The latest updates

Two bids have now taken center stage as they arrived before the first, well-documented, deadline.

One is from INEOS owner Sir Jim Ratcliffe, who failed to buy Chelsea last year but was always said to prefer a bid for his boyhood club Manchester United.

“How do you decide the price of a painting? How do you decide the price of a house? It’s not related to how much it cost to build or how much it cost to paint. What you don’t want to do is pay stupid prices for things because then you regret it subsequently,” Ratcliffe told The Wall Street Journal.

Another bid is led by Qatari Sheikh Jassim bin Hamad Al Thani, who is seeking full control of the club and is the chairman of Qatar Islamic Bank as his father was the former prime minister of Qatar.

The Glazer family bought United in 2005 for $1.4 billion and it is believed they are now asking over $7.3 billion for a full sale of the club.

Statement from INEOS

Sir Jim Ratcliffe’s INEOS confirmed they have ‘submitted a bid for majority ownership of Manchester United’ and went into more detail on their plans.

“We would see our role as the long-term custodians of Manchester United on behalf of the fans and the wider community. We are ambitious and highly competitive and would want to invest in Manchester United to make them the number one club in the world once again.

“We also recognise that football governance in this country is at a crossroads. We would want to help lead this next chapter, deepening the culture of English football by making the club a beacon for a modern, progressive, fan-centred approach to ownership.

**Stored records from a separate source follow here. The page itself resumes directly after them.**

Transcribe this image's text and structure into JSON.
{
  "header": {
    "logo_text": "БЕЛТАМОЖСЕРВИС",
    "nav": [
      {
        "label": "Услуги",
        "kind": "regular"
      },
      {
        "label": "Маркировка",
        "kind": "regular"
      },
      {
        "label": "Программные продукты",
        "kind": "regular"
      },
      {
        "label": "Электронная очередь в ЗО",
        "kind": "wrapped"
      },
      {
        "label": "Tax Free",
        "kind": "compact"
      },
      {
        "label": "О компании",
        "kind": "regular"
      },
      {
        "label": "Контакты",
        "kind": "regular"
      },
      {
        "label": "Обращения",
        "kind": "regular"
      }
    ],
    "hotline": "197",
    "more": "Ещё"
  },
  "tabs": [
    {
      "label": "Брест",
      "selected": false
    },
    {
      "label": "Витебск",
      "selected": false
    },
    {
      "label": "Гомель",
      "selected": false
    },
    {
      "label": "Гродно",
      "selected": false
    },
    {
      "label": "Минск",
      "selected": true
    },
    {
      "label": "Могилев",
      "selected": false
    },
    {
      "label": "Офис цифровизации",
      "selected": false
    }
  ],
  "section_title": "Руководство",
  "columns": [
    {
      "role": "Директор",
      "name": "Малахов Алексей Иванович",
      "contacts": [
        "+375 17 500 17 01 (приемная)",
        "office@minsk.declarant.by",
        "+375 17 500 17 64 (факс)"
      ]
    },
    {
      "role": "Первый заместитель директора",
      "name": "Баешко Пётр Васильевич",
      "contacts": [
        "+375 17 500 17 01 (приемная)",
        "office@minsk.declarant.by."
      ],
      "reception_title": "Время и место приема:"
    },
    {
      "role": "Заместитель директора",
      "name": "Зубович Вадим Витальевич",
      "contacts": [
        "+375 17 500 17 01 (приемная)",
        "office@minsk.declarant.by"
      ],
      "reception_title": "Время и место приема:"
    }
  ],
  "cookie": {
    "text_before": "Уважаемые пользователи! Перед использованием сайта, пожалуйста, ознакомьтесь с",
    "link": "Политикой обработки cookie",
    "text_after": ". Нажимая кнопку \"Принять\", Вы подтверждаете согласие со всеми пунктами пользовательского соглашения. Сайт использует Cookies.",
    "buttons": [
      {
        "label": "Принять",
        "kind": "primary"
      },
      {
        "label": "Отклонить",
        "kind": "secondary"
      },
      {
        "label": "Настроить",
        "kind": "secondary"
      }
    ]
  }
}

We want a Manchester United anchored in its proud history and roots in the northwest of England, putting the Manchester back into Manchester United and clearly focusing on winning the Champions League.”

Statement from Qatari bid

The Qatari bid, led by Sheikh Jassim, promised that their offer is ‘completely debt free’ and they want United to become ‘the greatest football club in the world’ during their stewardship of the club.

“The bid will be completely debt free via Sheikh Jassim’s Nine Two Foundation, which will look to invest in the football teams, the training center, the stadium and wider infrastructure, the fan experience and the communities the club supports.

“The vision of the bid is for Manchester United Football Club to be renowned for footballing excellence, and regarded as the greatest football club in the world.”